RECORDS FOR THE TASK -
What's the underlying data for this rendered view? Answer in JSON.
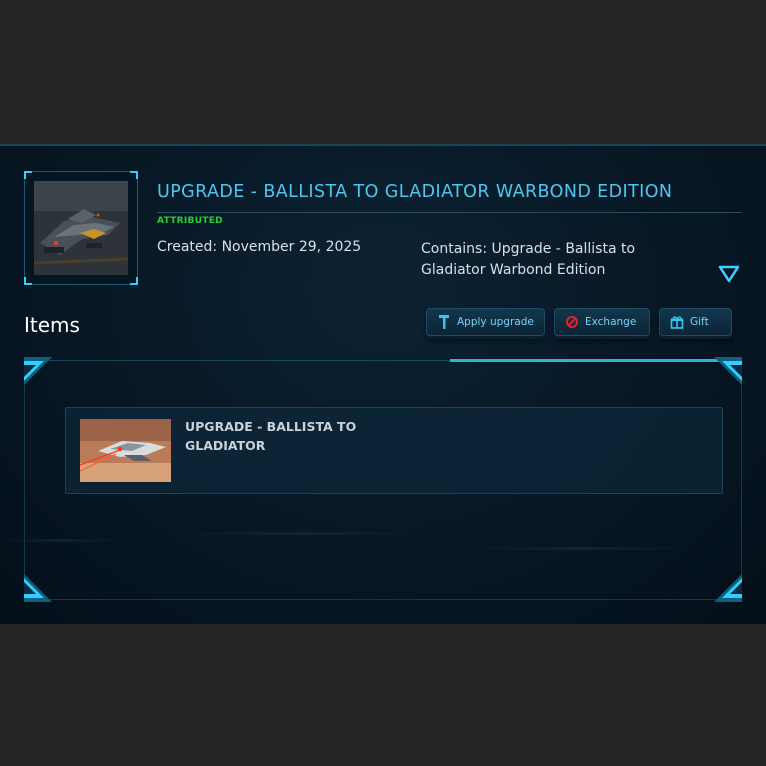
{
  "pledge": {
    "title": "UPGRADE - BALLISTA TO GLADIATOR WARBOND EDITION",
    "status": "ATTRIBUTED",
    "created": "Created: November 29, 2025",
    "contains": "Contains: Upgrade - Ballista to Gladiator Warbond Edition"
  },
  "items_section": {
    "heading": "Items"
  },
  "actions": {
    "apply_upgrade": "Apply upgrade",
    "exchange": "Exchange",
    "gift": "Gift"
  },
  "items": [
    {
      "name": "UPGRADE - BALLISTA TO GLADIATOR"
    }
  ],
  "colors": {
    "accent": "#4dc7ef",
    "status_green": "#21d52c",
    "panel_bg": "#071724",
    "outer_bg": "#252525",
    "exchange_red": "#e5212a"
  },
  "icons": {
    "apply_upgrade": "hammer-icon",
    "exchange": "prohibited-icon",
    "gift": "gift-icon",
    "toggle": "chevron-down-icon"
  }
}
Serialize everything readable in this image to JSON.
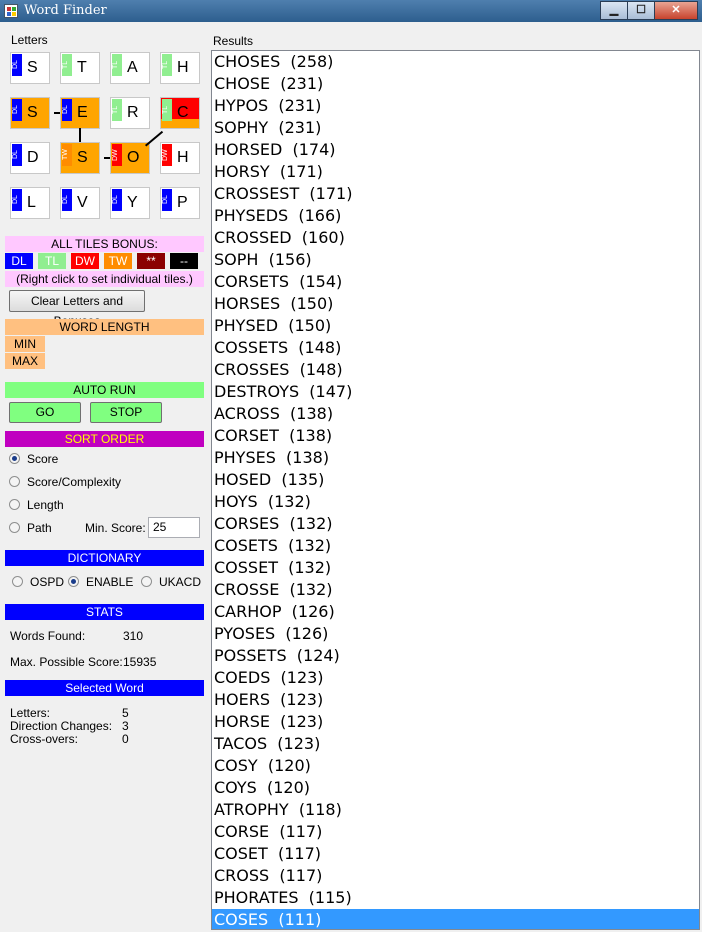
{
  "window": {
    "title": "Word Finder",
    "min": "▁",
    "max": "☐",
    "close": "✕"
  },
  "colors": {
    "dl": "#0000ff",
    "tl": "#90ee90",
    "dw": "#ff0000",
    "tw": "#ff8c00",
    "path": "#ffa500",
    "selected_tile": "#ff0000"
  },
  "letters_label": "Letters",
  "results_label": "Results",
  "tiles": [
    {
      "letter": "S",
      "badge": "DL",
      "badge_type": "dl",
      "state": "none"
    },
    {
      "letter": "T",
      "badge": "TL",
      "badge_type": "tl",
      "state": "none"
    },
    {
      "letter": "A",
      "badge": "TL",
      "badge_type": "tl",
      "state": "none"
    },
    {
      "letter": "H",
      "badge": "TL",
      "badge_type": "tl",
      "state": "none"
    },
    {
      "letter": "S",
      "badge": "DL",
      "badge_type": "dl",
      "state": "path"
    },
    {
      "letter": "E",
      "badge": "DL",
      "badge_type": "dl",
      "state": "path"
    },
    {
      "letter": "R",
      "badge": "TL",
      "badge_type": "tl",
      "state": "none"
    },
    {
      "letter": "C",
      "badge": "TL",
      "badge_type": "tl",
      "state": "start"
    },
    {
      "letter": "D",
      "badge": "DL",
      "badge_type": "dl",
      "state": "none"
    },
    {
      "letter": "S",
      "badge": "TW",
      "badge_type": "tw",
      "state": "path"
    },
    {
      "letter": "O",
      "badge": "DW",
      "badge_type": "dw",
      "state": "path"
    },
    {
      "letter": "H",
      "badge": "DW",
      "badge_type": "dw",
      "state": "none"
    },
    {
      "letter": "L",
      "badge": "DL",
      "badge_type": "dl",
      "state": "none"
    },
    {
      "letter": "V",
      "badge": "DL",
      "badge_type": "dl",
      "state": "none"
    },
    {
      "letter": "Y",
      "badge": "DL",
      "badge_type": "dl",
      "state": "none"
    },
    {
      "letter": "P",
      "badge": "DL",
      "badge_type": "dl",
      "state": "none"
    }
  ],
  "all_tiles_bonus": {
    "title": "ALL TILES BONUS:",
    "buttons": [
      "DL",
      "TL",
      "DW",
      "TW",
      "**",
      "--"
    ],
    "hint": "(Right click to set individual tiles.)"
  },
  "clear_button": "Clear Letters and Bonuses",
  "word_length": {
    "title": "WORD LENGTH",
    "min": "MIN",
    "max": "MAX"
  },
  "auto_run": {
    "title": "AUTO RUN",
    "go": "GO",
    "stop": "STOP"
  },
  "sort_order": {
    "title": "SORT ORDER",
    "options": [
      "Score",
      "Score/Complexity",
      "Length",
      "Path"
    ],
    "selected": "Score",
    "min_score_label": "Min. Score:",
    "min_score_value": "25"
  },
  "dictionary": {
    "title": "DICTIONARY",
    "options": [
      "OSPD",
      "ENABLE",
      "UKACD"
    ],
    "selected": "ENABLE"
  },
  "stats": {
    "title": "STATS",
    "words_found_label": "Words Found:",
    "words_found": "310",
    "max_score_label": "Max. Possible Score:",
    "max_score": "15935"
  },
  "selected_word": {
    "title": "Selected Word",
    "letters_label": "Letters:",
    "letters": "5",
    "direction_label": "Direction Changes:",
    "direction": "3",
    "crossovers_label": "Cross-overs:",
    "crossovers": "0"
  },
  "results": [
    "CHOSES  (258)",
    "CHOSE  (231)",
    "HYPOS  (231)",
    "SOPHY  (231)",
    "HORSED  (174)",
    "HORSY  (171)",
    "CROSSEST  (171)",
    "PHYSEDS  (166)",
    "CROSSED  (160)",
    "SOPH  (156)",
    "CORSETS  (154)",
    "HORSES  (150)",
    "PHYSED  (150)",
    "COSSETS  (148)",
    "CROSSES  (148)",
    "DESTROYS  (147)",
    "ACROSS  (138)",
    "CORSET  (138)",
    "PHYSES  (138)",
    "HOSED  (135)",
    "HOYS  (132)",
    "CORSES  (132)",
    "COSETS  (132)",
    "COSSET  (132)",
    "CROSSE  (132)",
    "CARHOP  (126)",
    "PYOSES  (126)",
    "POSSETS  (124)",
    "COEDS  (123)",
    "HOERS  (123)",
    "HORSE  (123)",
    "TACOS  (123)",
    "COSY  (120)",
    "COYS  (120)",
    "ATROPHY  (118)",
    "CORSE  (117)",
    "COSET  (117)",
    "CROSS  (117)",
    "PHORATES  (115)",
    "COSES  (111)"
  ],
  "selected_result_index": 39
}
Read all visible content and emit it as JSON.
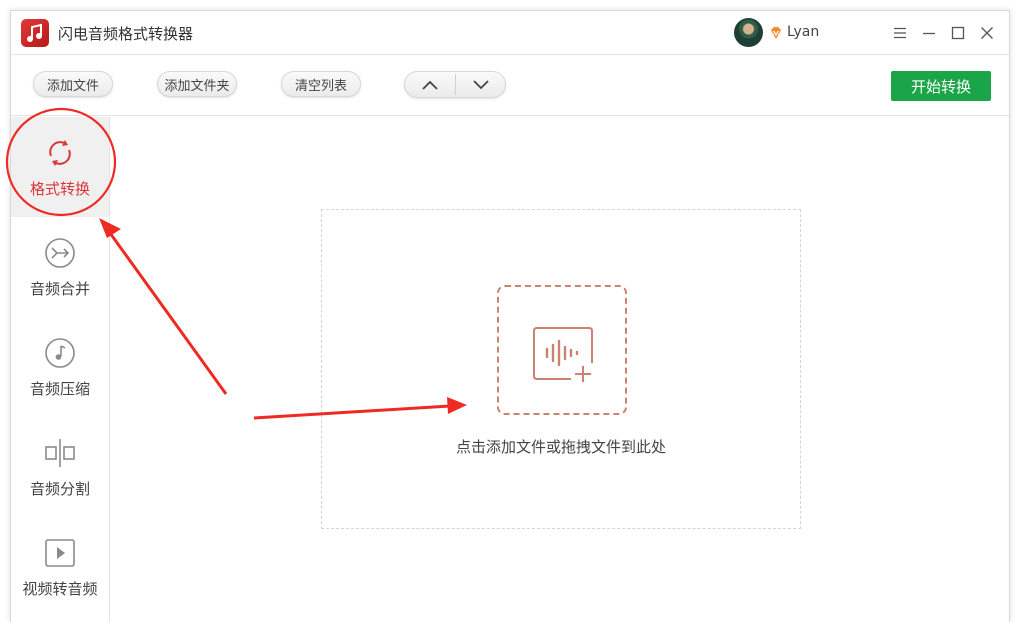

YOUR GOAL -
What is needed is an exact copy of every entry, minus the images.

RESPONSE -
What's the underlying data for this rendered view? Answer in JSON.
{
  "pledge": {
    "title": "UPGRADE - BALLISTA TO GLADIATOR WARBOND EDITION",
    "status": "ATTRIBUTED",
    "created": "Created: November 29, 2025",
    "contains": "Contains: Upgrade - Ballista to Gladiator Warbond Edition"
  },
  "items_section": {
    "heading": "Items"
  },
  "actions": {
    "apply_upgrade": "Apply upgrade",
    "exchange": "Exchange",
    "gift": "Gift"
  },
  "items": [
    {
      "name": "UPGRADE - BALLISTA TO GLADIATOR"
    }
  ],
  "colors": {
    "accent": "#4dc7ef",
    "status_green": "#21d52c",
    "panel_bg": "#071724",
    "outer_bg": "#252525",
    "exchange_red": "#e5212a"
  },
  "icons": {
    "apply_upgrade": "hammer-icon",
    "exchange": "prohibited-icon",
    "gift": "gift-icon",
    "toggle": "chevron-down-icon"
  }
}
Serialize everything readable in this image to JSON.
{
  "window": {
    "title": "Word Finder",
    "min": "▁",
    "max": "☐",
    "close": "✕"
  },
  "colors": {
    "dl": "#0000ff",
    "tl": "#90ee90",
    "dw": "#ff0000",
    "tw": "#ff8c00",
    "path": "#ffa500",
    "selected_tile": "#ff0000"
  },
  "letters_label": "Letters",
  "results_label": "Results",
  "tiles": [
    {
      "letter": "S",
      "badge": "DL",
      "badge_type": "dl",
      "state": "none"
    },
    {
      "letter": "T",
      "badge": "TL",
      "badge_type": "tl",
      "state": "none"
    },
    {
      "letter": "A",
      "badge": "TL",
      "badge_type": "tl",
      "state": "none"
    },
    {
      "letter": "H",
      "badge": "TL",
      "badge_type": "tl",
      "state": "none"
    },
    {
      "letter": "S",
      "badge": "DL",
      "badge_type": "dl",
      "state": "path"
    },
    {
      "letter": "E",
      "badge": "DL",
      "badge_type": "dl",
      "state": "path"
    },
    {
      "letter": "R",
      "badge": "TL",
      "badge_type": "tl",
      "state": "none"
    },
    {
      "letter": "C",
      "badge": "TL",
      "badge_type": "tl",
      "state": "start"
    },
    {
      "letter": "D",
      "badge": "DL",
      "badge_type": "dl",
      "state": "none"
    },
    {
      "letter": "S",
      "badge": "TW",
      "badge_type": "tw",
      "state": "path"
    },
    {
      "letter": "O",
      "badge": "DW",
      "badge_type": "dw",
      "state": "path"
    },
    {
      "letter": "H",
      "badge": "DW",
      "badge_type": "dw",
      "state": "none"
    },
    {
      "letter": "L",
      "badge": "DL",
      "badge_type": "dl",
      "state": "none"
    },
    {
      "letter": "V",
      "badge": "DL",
      "badge_type": "dl",
      "state": "none"
    },
    {
      "letter": "Y",
      "badge": "DL",
      "badge_type": "dl",
      "state": "none"
    },
    {
      "letter": "P",
      "badge": "DL",
      "badge_type": "dl",
      "state": "none"
    }
  ],
  "all_tiles_bonus": {
    "title": "ALL TILES BONUS:",
    "buttons": [
      "DL",
      "TL",
      "DW",
      "TW",
      "**",
      "--"
    ],
    "hint": "(Right click to set individual tiles.)"
  },
  "clear_button": "Clear Letters and Bonuses",
  "word_length": {
    "title": "WORD LENGTH",
    "min": "MIN",
    "max": "MAX"
  },
  "auto_run": {
    "title": "AUTO RUN",
    "go": "GO",
    "stop": "STOP"
  },
  "sort_order": {
    "title": "SORT ORDER",
    "options": [
      "Score",
      "Score/Complexity",
      "Length",
      "Path"
    ],
    "selected": "Score",
    "min_score_label": "Min. Score:",
    "min_score_value": "25"
  },
  "dictionary": {
    "title": "DICTIONARY",
    "options": [
      "OSPD",
      "ENABLE",
      "UKACD"
    ],
    "selected": "ENABLE"
  },
  "stats": {
    "title": "STATS",
    "words_found_label": "Words Found:",
    "words_found": "310",
    "max_score_label": "Max. Possible Score:",
    "max_score": "15935"
  },
  "selected_word": {
    "title": "Selected Word",
    "letters_label": "Letters:",
    "letters": "5",
    "direction_label": "Direction Changes:",
    "direction": "3",
    "crossovers_label": "Cross-overs:",
    "crossovers": "0"
  },
  "results": [
    "CHOSES  (258)",
    "CHOSE  (231)",
    "HYPOS  (231)",
    "SOPHY  (231)",
    "HORSED  (174)",
    "HORSY  (171)",
    "CROSSEST  (171)",
    "PHYSEDS  (166)",
    "CROSSED  (160)",
    "SOPH  (156)",
    "CORSETS  (154)",
    "HORSES  (150)",
    "PHYSED  (150)",
    "COSSETS  (148)",
    "CROSSES  (148)",
    "DESTROYS  (147)",
    "ACROSS  (138)",
    "CORSET  (138)",
    "PHYSES  (138)",
    "HOSED  (135)",
    "HOYS  (132)",
    "CORSES  (132)",
    "COSETS  (132)",
    "COSSET  (132)",
    "CROSSE  (132)",
    "CARHOP  (126)",
    "PYOSES  (126)",
    "POSSETS  (124)",
    "COEDS  (123)",
    "HOERS  (123)",
    "HORSE  (123)",
    "TACOS  (123)",
    "COSY  (120)",
    "COYS  (120)",
    "ATROPHY  (118)",
    "CORSE  (117)",
    "COSET  (117)",
    "CROSS  (117)",
    "PHORATES  (115)",
    "COSES  (111)"
  ],
  "selected_result_index": 39
}
Read all visible content and emit it as JSON.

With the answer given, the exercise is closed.